*EXERCISE REQUIREMENTS*. Report all lines of the records that contain "text".
── THE DATA ──
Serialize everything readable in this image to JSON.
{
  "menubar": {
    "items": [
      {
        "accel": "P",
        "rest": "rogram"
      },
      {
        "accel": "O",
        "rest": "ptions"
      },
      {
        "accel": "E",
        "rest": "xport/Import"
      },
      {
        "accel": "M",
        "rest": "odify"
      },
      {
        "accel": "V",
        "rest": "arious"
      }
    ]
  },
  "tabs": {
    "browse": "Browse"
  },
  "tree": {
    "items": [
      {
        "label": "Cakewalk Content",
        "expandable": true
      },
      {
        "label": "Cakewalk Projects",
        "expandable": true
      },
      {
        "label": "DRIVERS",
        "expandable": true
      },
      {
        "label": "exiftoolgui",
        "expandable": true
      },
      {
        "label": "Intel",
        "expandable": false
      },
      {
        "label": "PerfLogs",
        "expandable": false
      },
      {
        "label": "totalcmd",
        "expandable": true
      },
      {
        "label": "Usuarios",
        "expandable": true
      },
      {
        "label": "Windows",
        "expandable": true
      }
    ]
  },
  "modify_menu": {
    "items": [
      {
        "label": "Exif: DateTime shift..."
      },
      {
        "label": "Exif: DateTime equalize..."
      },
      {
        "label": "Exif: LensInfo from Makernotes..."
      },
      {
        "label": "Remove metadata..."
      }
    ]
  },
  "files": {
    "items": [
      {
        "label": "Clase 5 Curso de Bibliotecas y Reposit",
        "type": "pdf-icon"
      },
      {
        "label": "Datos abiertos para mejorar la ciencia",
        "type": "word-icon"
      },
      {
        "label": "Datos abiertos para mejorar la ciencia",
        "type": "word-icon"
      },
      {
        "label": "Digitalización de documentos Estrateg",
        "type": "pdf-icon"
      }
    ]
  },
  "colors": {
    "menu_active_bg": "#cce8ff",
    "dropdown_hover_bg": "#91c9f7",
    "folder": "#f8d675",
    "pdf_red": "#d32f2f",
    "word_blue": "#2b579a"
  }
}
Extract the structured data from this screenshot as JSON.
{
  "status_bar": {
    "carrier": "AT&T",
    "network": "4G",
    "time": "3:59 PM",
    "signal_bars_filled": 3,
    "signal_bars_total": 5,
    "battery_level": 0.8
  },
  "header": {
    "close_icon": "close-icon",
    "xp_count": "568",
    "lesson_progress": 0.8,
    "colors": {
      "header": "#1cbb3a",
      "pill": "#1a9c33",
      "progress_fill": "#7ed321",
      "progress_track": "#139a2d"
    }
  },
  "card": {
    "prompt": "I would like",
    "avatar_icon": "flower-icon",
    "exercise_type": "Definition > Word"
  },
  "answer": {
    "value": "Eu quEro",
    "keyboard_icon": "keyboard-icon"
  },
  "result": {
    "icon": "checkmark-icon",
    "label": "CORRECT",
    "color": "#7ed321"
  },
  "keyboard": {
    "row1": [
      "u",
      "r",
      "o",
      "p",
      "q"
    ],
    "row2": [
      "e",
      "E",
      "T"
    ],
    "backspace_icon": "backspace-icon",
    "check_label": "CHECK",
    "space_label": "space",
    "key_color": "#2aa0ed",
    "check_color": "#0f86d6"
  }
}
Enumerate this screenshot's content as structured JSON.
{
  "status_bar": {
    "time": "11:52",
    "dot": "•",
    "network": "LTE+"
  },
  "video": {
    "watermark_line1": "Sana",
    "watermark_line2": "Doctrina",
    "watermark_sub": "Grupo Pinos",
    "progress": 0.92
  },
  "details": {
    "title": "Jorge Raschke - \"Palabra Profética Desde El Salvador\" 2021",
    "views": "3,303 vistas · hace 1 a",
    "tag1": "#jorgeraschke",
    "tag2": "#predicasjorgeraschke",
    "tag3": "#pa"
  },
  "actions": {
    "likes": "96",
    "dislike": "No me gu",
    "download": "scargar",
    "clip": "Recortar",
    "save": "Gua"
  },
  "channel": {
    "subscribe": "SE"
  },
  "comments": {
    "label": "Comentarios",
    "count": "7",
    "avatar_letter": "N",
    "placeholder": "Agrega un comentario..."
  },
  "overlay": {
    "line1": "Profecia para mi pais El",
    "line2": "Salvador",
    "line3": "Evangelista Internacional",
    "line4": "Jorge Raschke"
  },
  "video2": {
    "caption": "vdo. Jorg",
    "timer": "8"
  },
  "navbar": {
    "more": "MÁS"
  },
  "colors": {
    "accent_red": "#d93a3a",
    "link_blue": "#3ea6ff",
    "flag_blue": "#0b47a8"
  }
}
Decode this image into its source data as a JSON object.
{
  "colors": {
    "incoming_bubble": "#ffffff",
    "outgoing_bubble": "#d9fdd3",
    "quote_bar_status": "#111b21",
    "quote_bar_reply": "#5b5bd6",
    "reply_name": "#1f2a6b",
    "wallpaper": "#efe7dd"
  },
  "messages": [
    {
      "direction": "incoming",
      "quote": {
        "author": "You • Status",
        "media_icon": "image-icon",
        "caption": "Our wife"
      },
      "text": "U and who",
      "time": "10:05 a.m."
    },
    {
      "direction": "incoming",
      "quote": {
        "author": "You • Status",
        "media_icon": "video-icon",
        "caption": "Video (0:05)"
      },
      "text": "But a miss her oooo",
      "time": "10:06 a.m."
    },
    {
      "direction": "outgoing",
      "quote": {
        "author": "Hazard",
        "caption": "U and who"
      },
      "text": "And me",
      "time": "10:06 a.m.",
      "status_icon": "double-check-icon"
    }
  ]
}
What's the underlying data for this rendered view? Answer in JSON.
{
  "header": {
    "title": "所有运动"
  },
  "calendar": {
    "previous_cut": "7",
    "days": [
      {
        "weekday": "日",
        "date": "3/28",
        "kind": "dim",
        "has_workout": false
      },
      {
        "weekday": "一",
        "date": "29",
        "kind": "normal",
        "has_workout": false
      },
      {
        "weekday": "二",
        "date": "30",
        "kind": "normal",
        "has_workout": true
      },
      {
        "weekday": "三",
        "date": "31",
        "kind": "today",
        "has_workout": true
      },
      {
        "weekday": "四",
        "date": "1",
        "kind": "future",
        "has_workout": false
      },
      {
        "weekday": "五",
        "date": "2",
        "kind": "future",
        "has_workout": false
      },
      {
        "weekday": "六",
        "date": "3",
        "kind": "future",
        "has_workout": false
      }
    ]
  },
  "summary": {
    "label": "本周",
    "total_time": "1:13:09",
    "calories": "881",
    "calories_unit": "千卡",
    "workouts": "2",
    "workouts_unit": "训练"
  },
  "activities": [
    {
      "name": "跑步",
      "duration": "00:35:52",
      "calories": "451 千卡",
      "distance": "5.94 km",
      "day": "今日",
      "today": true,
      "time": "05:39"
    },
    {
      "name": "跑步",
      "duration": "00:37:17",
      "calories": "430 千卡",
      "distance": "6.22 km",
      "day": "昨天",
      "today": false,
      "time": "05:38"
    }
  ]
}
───
*TASK ANSWER*.
      "text": "U and who",
      "text": "But a miss her oooo",
      "text": "And me",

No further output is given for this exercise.